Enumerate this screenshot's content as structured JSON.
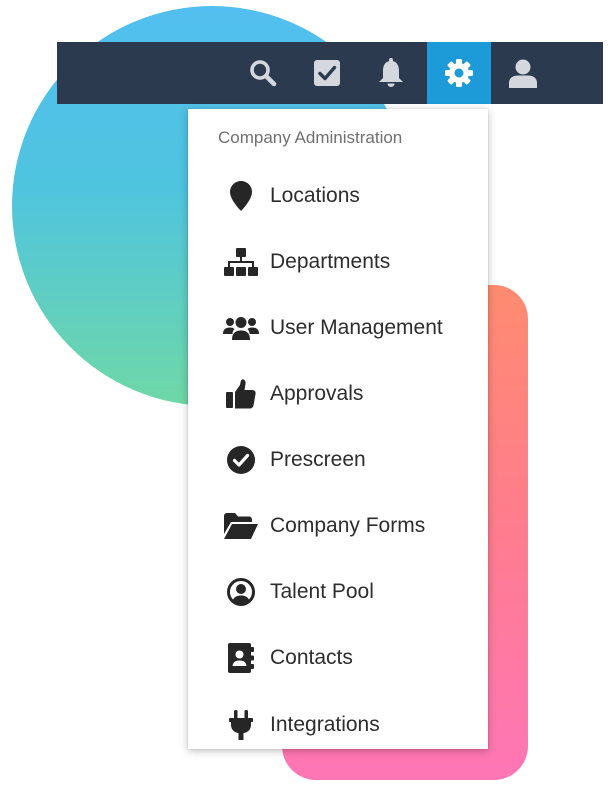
{
  "topbar": {
    "icons": [
      {
        "name": "search-icon",
        "active": false
      },
      {
        "name": "tasks-icon",
        "active": false
      },
      {
        "name": "bell-icon",
        "active": false
      },
      {
        "name": "gear-icon",
        "active": true
      },
      {
        "name": "user-icon",
        "active": false
      }
    ]
  },
  "menu": {
    "header": "Company Administration",
    "items": [
      {
        "label": "Locations",
        "icon": "map-marker-icon"
      },
      {
        "label": "Departments",
        "icon": "sitemap-icon"
      },
      {
        "label": "User Management",
        "icon": "users-icon"
      },
      {
        "label": "Approvals",
        "icon": "thumbs-up-icon"
      },
      {
        "label": "Prescreen",
        "icon": "check-circle-icon"
      },
      {
        "label": "Company Forms",
        "icon": "folder-open-icon"
      },
      {
        "label": "Talent Pool",
        "icon": "user-circle-icon"
      },
      {
        "label": "Contacts",
        "icon": "address-book-icon"
      },
      {
        "label": "Integrations",
        "icon": "plug-icon"
      }
    ]
  },
  "colors": {
    "topbar_bg": "#2b3a4e",
    "active_bg": "#1d9ad8",
    "circle_gradient": [
      "#52bff0",
      "#6fd8a6"
    ],
    "card_gradient": [
      "#ff8b70",
      "#ff76b6"
    ]
  }
}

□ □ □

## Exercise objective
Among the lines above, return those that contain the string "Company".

## Completed task
    "header": "Company Administration",
        "label": "Company Forms",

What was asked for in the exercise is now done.